In the entries below, every line with the string "that" is to be reported.
*** Exercise materials Section Begins ***
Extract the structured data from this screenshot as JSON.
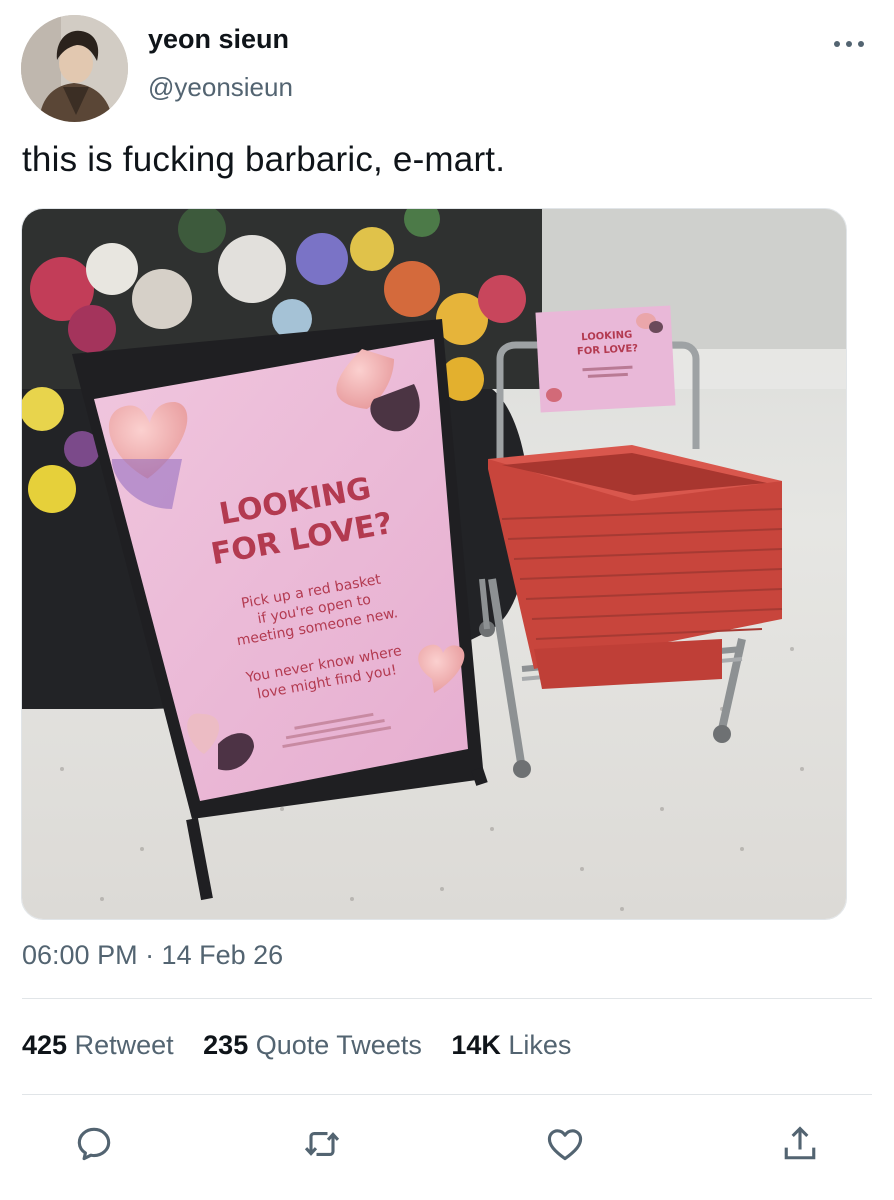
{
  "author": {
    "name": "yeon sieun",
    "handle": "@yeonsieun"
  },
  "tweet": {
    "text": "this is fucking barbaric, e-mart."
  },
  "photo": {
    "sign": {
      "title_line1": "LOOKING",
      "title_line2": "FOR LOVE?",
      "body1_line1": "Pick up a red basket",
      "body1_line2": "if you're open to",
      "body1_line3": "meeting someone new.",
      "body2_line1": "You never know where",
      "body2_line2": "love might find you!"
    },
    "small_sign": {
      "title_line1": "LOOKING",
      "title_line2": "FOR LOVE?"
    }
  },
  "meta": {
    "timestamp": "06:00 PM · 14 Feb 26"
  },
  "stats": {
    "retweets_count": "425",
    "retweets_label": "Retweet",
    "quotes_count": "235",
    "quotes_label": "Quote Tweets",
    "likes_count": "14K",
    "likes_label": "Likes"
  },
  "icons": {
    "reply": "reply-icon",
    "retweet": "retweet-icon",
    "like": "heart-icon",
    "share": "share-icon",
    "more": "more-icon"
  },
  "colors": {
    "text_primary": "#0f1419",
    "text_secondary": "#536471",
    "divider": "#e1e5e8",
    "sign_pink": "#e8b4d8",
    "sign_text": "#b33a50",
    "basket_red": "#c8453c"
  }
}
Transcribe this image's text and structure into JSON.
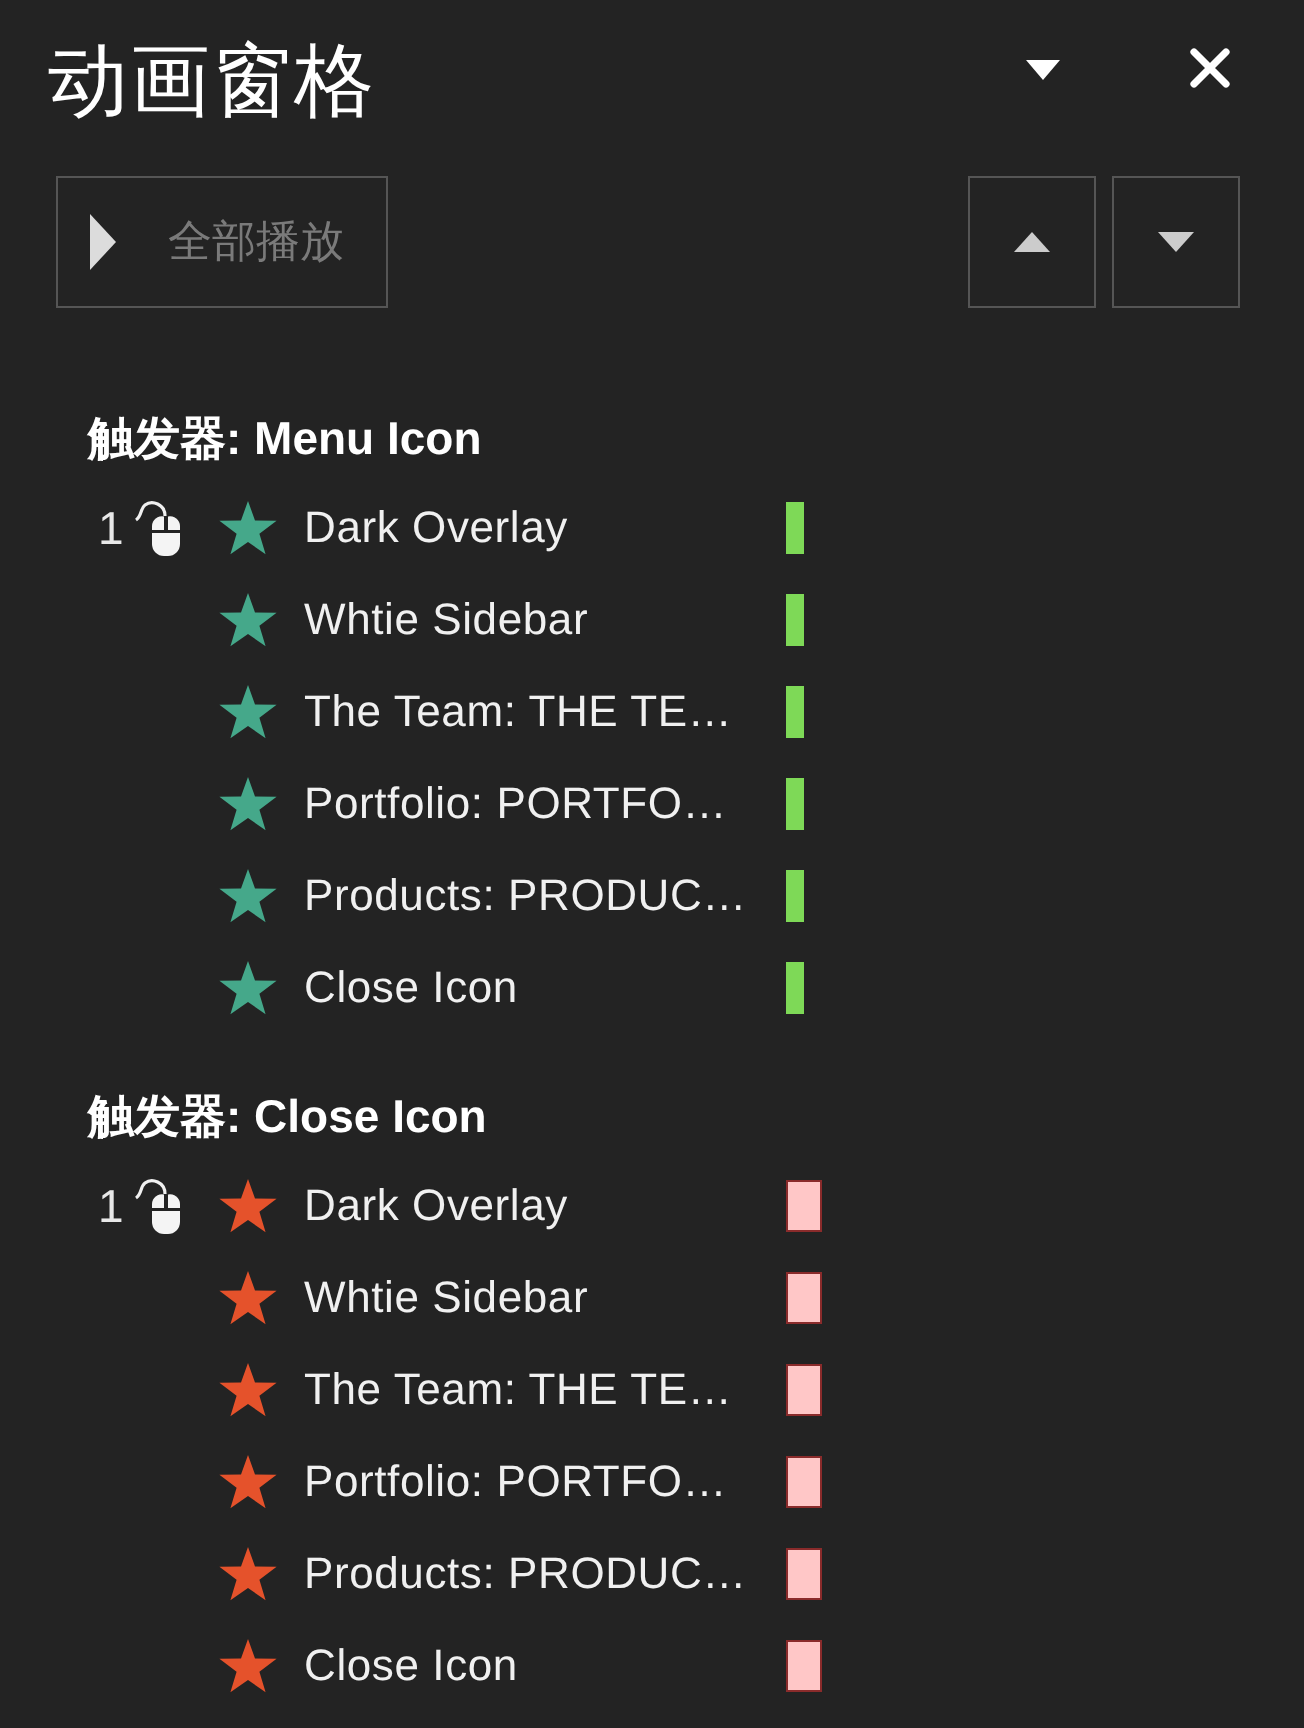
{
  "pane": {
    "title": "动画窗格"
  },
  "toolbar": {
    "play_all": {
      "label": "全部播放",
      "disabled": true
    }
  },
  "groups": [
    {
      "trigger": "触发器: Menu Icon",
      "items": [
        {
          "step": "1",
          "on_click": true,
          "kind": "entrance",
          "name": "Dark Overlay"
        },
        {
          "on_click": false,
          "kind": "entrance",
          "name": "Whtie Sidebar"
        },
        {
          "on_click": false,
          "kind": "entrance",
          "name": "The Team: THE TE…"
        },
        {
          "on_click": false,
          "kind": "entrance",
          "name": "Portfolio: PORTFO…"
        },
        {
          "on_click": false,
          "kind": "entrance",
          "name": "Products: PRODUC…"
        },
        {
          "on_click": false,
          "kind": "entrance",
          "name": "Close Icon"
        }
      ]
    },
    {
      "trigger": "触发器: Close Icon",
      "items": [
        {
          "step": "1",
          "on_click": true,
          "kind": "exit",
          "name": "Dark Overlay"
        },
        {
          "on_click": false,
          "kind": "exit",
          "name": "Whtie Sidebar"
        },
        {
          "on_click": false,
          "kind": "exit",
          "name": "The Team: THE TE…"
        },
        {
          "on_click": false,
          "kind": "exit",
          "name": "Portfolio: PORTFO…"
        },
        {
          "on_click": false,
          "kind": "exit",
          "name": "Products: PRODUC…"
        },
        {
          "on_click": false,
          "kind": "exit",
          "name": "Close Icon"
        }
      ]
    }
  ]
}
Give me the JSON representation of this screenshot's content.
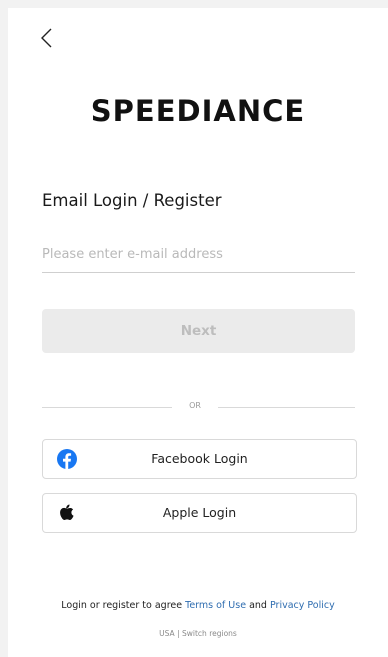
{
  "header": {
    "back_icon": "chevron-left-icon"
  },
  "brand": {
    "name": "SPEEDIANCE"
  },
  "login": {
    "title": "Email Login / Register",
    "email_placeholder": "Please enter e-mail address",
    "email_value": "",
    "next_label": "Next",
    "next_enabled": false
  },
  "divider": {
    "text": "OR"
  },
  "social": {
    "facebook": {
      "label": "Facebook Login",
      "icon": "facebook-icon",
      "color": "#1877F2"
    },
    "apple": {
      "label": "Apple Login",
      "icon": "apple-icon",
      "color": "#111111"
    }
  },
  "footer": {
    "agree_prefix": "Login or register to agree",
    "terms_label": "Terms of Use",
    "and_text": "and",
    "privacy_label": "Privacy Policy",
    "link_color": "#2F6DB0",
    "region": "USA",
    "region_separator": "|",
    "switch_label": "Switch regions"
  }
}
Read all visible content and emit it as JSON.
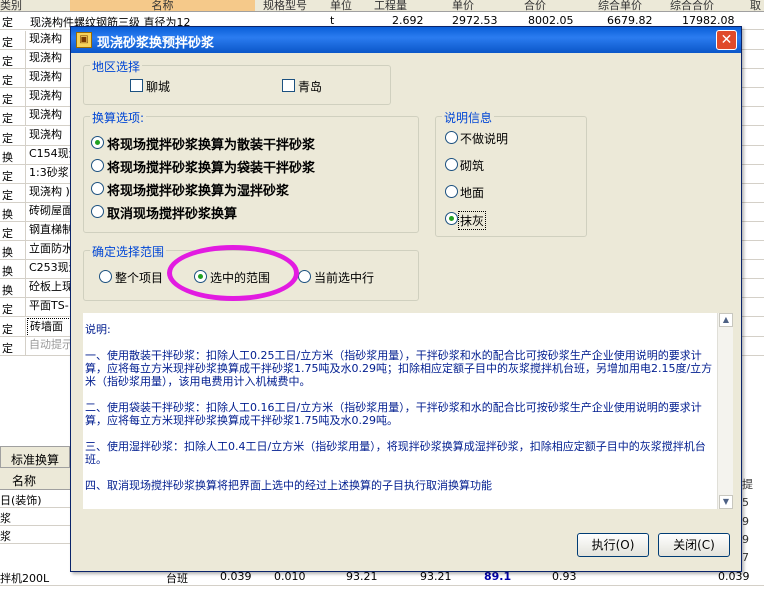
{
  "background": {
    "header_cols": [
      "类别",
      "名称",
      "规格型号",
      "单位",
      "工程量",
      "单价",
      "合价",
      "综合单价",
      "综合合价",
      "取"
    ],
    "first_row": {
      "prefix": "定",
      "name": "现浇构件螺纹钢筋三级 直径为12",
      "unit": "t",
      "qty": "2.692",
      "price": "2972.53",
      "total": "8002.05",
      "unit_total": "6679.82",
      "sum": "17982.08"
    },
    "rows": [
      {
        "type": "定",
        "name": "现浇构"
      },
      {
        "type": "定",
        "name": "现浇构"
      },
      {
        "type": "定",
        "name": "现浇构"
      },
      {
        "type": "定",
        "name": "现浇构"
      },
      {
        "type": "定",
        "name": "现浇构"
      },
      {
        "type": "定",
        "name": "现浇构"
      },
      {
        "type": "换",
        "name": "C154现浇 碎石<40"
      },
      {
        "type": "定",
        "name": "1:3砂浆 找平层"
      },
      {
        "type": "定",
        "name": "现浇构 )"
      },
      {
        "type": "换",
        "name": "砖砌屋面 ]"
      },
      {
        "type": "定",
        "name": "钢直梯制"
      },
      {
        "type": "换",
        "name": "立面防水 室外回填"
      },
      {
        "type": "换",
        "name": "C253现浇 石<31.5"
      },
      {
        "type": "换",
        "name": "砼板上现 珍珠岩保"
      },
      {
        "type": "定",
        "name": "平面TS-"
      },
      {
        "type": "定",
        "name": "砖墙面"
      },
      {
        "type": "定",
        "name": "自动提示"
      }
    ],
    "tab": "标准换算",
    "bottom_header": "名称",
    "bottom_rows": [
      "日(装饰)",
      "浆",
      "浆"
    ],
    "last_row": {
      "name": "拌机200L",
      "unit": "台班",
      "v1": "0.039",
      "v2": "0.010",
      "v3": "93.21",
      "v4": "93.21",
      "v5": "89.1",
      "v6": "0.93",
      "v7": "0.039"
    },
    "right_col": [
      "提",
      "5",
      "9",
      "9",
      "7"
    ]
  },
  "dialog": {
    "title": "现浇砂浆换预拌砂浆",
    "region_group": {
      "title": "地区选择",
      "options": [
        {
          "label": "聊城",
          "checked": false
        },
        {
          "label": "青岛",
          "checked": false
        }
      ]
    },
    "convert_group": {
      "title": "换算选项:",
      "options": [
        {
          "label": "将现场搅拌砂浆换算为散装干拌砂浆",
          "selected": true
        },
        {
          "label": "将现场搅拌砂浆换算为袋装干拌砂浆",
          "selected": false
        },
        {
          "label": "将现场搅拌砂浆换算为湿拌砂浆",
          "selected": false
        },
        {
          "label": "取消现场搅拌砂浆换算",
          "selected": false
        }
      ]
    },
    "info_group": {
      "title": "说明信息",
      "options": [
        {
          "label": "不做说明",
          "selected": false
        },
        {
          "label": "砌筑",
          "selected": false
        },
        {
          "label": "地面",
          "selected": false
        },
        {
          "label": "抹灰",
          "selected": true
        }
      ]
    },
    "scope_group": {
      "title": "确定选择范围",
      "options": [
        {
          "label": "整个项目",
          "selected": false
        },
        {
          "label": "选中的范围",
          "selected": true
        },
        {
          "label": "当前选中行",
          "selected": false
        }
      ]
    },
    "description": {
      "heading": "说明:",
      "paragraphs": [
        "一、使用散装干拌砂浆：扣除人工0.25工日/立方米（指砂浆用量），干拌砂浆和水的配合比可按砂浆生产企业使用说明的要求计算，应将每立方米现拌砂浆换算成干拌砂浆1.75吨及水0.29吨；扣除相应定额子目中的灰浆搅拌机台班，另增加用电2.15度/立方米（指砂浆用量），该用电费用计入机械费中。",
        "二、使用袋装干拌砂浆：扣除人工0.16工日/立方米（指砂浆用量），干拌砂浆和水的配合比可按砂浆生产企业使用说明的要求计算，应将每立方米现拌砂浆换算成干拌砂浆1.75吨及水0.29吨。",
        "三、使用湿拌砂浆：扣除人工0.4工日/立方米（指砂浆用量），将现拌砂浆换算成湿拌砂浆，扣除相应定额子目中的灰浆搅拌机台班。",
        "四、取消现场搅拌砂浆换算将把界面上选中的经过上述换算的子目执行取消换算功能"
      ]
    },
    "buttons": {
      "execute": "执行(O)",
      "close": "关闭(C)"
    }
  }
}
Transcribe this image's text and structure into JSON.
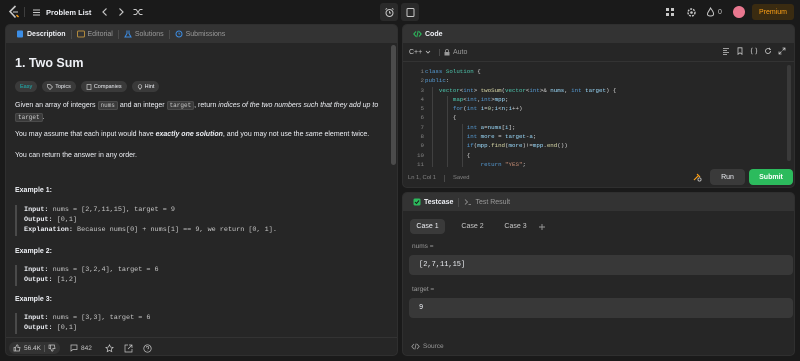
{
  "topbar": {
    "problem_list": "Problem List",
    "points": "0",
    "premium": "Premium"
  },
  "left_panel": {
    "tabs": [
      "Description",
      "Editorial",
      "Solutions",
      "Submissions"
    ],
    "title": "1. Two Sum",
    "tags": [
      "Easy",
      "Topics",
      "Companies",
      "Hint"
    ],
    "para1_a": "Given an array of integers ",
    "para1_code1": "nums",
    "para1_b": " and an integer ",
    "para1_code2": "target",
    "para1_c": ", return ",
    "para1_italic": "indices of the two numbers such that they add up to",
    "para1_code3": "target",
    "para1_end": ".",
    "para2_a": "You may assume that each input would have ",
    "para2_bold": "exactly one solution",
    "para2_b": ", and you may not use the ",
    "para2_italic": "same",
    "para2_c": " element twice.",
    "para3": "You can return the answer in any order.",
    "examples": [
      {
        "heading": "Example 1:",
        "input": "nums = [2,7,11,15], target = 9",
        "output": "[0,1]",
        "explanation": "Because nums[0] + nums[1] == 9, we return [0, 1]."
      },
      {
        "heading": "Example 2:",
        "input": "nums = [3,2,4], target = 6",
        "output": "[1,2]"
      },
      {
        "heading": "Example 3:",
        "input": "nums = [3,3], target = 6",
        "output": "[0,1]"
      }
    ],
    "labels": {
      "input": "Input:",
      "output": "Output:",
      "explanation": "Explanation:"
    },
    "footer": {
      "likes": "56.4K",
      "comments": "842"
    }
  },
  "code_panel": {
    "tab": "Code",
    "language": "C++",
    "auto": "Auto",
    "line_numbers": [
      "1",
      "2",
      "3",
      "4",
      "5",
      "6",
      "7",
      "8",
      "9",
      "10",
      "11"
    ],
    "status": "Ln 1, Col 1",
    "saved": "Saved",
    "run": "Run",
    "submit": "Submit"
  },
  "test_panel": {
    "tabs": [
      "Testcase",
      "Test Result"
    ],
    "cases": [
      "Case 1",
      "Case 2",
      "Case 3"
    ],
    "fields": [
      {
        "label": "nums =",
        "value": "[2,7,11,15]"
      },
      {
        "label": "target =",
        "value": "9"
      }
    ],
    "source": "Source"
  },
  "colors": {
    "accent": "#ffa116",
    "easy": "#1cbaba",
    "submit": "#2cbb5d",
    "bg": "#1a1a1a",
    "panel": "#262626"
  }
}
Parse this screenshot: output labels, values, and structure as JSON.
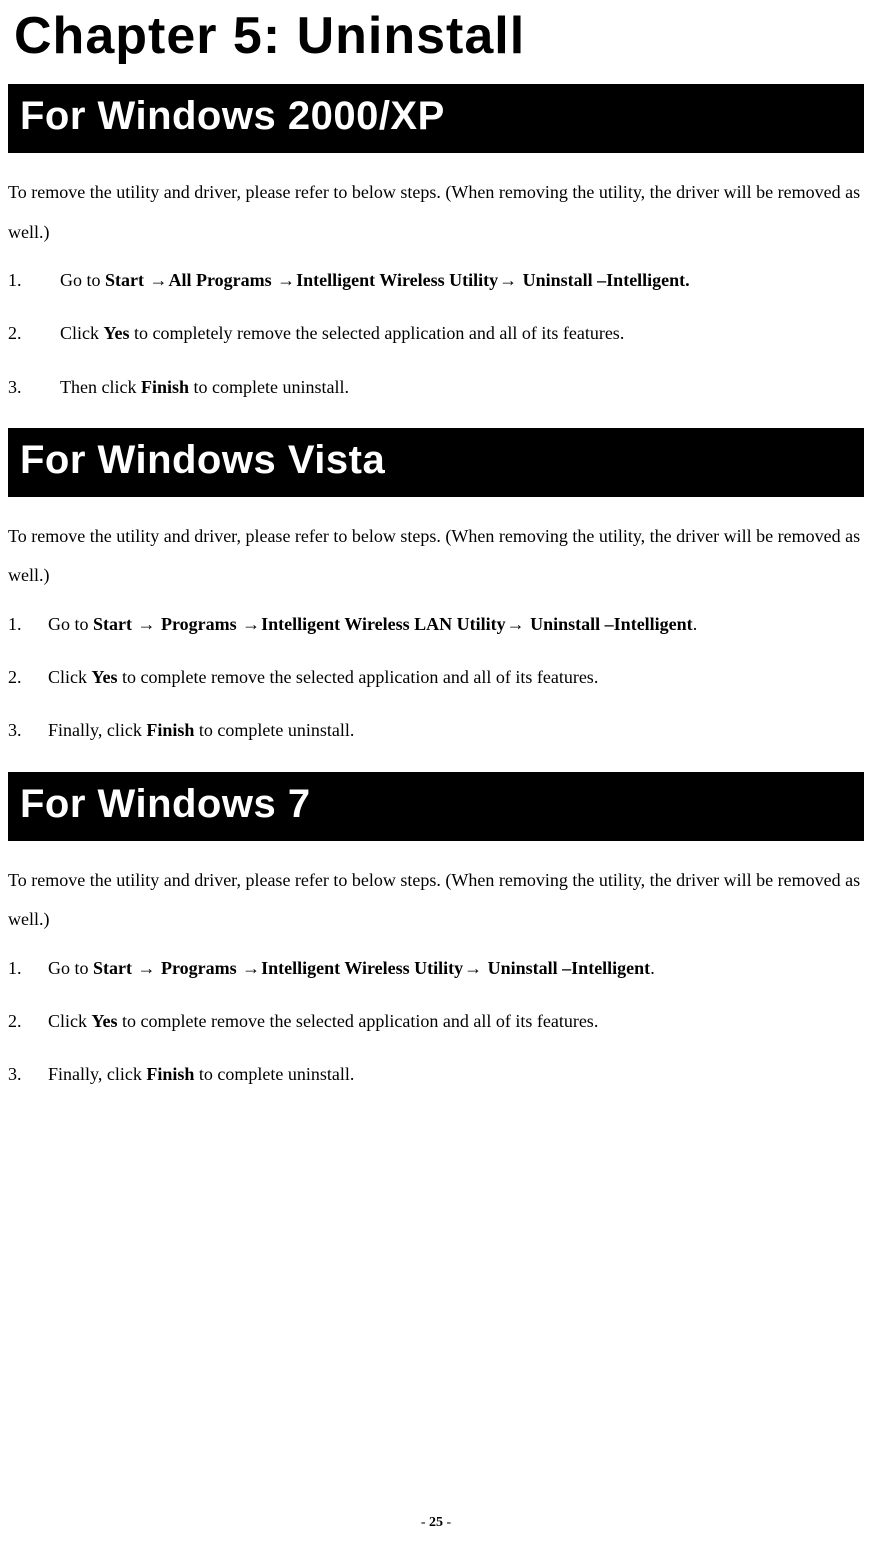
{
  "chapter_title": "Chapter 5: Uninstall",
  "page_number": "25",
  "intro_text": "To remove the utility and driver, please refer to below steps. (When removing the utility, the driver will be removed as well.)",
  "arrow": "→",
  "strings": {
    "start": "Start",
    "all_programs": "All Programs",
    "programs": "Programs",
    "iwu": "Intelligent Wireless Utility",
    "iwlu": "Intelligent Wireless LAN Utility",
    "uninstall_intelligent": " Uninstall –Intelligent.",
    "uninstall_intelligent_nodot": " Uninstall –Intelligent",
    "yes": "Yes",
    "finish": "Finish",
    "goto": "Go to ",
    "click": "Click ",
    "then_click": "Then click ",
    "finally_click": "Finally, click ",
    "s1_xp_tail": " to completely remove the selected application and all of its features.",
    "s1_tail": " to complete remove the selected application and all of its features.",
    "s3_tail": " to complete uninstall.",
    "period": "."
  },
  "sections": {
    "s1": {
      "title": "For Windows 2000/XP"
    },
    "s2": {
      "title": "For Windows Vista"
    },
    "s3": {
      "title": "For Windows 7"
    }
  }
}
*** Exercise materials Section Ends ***
**Answer section**
    "para1_italic": "indices of the two numbers such that they add up to",
    "para2_a": "You may assume that each input would have ",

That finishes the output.